[Work item]
For the records that follow, give the number of lines containing the word "time", with no added text.

◆ ◆ ◆

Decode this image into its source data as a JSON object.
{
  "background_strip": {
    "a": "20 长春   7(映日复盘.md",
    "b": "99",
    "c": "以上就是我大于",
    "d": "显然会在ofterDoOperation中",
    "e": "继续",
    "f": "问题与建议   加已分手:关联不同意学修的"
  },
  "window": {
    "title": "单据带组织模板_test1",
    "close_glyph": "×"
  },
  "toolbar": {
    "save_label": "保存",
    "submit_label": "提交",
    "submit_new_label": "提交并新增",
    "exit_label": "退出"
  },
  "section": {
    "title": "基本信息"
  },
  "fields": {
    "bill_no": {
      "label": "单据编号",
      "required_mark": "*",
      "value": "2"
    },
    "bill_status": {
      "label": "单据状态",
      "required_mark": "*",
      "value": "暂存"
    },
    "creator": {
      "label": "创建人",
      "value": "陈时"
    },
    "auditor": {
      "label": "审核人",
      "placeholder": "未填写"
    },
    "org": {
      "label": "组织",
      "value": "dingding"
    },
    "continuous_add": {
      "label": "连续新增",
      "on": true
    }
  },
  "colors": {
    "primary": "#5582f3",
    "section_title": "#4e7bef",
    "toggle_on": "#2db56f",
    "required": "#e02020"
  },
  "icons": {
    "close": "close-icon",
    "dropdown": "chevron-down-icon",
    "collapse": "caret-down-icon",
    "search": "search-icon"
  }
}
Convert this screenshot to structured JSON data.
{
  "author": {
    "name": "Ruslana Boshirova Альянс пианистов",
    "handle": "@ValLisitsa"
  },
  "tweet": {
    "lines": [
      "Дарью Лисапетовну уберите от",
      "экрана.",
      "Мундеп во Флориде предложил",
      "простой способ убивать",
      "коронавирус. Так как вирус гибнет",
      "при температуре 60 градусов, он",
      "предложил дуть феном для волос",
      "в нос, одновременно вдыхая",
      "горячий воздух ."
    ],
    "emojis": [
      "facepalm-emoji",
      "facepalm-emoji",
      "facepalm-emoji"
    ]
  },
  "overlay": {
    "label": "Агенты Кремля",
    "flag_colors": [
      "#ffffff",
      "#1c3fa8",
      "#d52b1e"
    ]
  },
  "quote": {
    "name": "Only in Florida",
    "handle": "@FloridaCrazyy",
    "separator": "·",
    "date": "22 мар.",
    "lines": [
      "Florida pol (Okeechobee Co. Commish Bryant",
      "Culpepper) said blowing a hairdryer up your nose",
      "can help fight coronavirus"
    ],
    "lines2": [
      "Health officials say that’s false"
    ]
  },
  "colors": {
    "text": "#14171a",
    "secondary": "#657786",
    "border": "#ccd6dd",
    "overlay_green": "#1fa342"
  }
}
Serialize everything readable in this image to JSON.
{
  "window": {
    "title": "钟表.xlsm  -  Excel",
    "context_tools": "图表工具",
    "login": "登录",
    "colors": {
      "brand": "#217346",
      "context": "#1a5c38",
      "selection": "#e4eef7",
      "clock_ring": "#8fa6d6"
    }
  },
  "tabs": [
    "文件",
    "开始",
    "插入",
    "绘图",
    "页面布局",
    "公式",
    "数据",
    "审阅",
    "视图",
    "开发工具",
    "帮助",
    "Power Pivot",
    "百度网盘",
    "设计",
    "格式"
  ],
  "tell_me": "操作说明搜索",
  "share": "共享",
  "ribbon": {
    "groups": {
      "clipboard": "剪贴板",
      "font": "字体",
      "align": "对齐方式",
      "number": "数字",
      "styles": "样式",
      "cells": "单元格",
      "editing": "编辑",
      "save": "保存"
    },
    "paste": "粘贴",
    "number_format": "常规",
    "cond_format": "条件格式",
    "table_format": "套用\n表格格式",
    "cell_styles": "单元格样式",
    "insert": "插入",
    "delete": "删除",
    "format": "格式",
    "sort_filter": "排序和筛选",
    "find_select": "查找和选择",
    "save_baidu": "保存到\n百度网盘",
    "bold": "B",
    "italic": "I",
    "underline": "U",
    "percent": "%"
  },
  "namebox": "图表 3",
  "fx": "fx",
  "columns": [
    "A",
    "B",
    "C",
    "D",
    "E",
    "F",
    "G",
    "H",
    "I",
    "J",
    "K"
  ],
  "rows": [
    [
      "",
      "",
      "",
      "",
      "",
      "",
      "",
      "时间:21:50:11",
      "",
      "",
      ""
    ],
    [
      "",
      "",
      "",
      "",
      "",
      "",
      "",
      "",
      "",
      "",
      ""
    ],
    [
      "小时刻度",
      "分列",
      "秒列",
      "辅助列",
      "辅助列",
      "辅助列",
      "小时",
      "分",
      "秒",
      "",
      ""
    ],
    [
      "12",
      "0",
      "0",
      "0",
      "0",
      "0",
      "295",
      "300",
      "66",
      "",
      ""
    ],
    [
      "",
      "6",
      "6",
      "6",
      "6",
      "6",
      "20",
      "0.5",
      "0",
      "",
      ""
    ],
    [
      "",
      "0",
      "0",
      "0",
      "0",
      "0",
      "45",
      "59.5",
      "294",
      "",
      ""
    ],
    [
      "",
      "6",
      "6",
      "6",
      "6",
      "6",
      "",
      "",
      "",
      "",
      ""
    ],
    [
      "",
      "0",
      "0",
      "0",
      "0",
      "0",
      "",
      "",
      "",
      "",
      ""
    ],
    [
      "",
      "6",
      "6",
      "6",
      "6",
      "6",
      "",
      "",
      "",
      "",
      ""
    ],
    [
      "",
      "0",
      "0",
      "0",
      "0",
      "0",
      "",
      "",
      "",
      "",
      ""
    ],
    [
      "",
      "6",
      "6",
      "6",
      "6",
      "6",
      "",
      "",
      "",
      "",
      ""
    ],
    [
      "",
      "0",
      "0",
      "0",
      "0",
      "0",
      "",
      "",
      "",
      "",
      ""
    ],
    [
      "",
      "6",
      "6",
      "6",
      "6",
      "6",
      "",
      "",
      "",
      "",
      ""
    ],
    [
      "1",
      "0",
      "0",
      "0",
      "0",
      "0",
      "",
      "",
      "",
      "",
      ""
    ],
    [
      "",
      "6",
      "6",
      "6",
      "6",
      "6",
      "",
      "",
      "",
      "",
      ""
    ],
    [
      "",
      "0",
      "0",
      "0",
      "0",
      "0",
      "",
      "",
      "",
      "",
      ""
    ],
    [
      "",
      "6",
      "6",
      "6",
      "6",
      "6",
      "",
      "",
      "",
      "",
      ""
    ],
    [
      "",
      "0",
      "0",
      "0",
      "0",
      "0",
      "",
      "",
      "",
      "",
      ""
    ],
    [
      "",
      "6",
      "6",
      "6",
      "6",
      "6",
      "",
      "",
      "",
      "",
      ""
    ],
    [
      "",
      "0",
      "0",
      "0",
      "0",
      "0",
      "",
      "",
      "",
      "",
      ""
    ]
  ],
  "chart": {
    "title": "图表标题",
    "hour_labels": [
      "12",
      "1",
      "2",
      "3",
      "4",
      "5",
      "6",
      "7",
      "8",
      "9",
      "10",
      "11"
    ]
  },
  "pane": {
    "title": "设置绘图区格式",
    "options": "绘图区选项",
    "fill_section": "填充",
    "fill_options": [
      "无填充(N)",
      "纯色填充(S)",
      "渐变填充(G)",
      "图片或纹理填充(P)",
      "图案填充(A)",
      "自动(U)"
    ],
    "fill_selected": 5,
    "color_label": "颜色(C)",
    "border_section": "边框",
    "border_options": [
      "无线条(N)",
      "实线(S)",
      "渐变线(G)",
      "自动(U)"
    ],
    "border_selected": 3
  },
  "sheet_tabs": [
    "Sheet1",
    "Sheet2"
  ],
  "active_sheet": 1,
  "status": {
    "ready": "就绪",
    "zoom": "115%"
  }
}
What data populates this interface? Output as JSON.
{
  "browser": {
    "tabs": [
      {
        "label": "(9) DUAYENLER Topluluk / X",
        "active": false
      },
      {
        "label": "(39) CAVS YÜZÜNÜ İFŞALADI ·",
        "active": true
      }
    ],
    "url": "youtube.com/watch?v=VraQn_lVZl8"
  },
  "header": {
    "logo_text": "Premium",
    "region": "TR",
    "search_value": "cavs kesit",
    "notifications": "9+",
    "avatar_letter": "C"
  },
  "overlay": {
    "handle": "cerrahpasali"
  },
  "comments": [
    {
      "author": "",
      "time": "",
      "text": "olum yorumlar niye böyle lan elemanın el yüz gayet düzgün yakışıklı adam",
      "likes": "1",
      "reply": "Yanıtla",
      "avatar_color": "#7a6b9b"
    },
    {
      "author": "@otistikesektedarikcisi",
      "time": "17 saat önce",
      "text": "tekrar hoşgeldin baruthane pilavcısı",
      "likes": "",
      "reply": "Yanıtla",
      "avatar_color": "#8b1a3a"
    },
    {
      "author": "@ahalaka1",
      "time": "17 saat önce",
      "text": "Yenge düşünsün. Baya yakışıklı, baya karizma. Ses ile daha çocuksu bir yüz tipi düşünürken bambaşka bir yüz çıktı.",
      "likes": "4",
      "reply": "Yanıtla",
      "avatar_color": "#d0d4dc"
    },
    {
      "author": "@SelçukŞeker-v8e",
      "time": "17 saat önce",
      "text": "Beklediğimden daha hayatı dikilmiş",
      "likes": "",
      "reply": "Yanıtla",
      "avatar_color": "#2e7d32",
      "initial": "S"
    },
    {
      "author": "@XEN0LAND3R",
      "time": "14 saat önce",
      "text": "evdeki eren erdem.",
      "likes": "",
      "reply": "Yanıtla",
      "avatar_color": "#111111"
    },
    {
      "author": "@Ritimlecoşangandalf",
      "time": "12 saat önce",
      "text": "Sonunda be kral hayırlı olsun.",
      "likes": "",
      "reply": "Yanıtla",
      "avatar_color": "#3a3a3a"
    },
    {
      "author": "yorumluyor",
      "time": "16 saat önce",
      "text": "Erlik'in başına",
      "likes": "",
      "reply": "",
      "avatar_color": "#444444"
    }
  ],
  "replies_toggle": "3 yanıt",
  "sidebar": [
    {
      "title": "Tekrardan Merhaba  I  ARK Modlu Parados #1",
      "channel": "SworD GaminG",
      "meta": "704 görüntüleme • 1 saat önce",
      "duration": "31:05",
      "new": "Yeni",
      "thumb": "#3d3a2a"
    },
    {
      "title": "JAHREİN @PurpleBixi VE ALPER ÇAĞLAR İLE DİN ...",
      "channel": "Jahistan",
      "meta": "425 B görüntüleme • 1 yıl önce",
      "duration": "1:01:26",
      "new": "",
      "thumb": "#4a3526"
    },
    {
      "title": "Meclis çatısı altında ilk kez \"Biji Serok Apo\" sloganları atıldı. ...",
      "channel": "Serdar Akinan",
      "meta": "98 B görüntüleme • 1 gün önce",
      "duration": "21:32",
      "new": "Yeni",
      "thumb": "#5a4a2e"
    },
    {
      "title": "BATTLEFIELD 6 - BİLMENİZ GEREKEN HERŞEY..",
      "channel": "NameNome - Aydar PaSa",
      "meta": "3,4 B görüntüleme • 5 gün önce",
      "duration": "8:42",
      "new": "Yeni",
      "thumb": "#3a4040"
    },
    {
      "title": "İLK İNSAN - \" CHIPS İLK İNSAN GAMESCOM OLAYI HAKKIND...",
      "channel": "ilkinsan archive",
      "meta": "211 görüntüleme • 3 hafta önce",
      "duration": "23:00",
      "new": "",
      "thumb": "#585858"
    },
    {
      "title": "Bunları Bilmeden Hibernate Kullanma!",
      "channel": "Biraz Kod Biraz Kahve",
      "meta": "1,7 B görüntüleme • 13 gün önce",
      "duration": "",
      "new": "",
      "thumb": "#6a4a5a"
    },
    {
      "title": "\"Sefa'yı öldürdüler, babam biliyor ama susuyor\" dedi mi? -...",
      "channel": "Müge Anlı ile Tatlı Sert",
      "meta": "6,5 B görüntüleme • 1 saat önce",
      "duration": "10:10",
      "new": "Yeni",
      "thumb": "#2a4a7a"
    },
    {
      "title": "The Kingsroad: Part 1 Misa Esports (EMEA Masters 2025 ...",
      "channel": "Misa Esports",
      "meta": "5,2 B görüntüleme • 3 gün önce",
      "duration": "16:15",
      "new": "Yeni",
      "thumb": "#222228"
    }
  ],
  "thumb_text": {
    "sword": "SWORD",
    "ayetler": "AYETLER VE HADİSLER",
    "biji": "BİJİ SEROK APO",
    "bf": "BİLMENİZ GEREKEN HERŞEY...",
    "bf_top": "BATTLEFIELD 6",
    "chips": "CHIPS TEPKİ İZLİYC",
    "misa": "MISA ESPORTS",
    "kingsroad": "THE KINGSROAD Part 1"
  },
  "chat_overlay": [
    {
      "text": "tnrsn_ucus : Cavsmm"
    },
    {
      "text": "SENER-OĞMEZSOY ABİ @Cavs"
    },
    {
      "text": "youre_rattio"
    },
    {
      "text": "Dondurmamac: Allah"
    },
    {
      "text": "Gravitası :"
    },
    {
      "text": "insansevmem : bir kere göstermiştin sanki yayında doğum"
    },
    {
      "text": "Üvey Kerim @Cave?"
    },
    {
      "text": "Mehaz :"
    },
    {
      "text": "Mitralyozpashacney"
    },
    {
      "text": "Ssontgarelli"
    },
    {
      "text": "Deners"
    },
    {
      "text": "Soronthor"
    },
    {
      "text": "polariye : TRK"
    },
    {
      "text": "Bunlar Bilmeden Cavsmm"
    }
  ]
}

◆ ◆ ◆

[Answer to this task]
7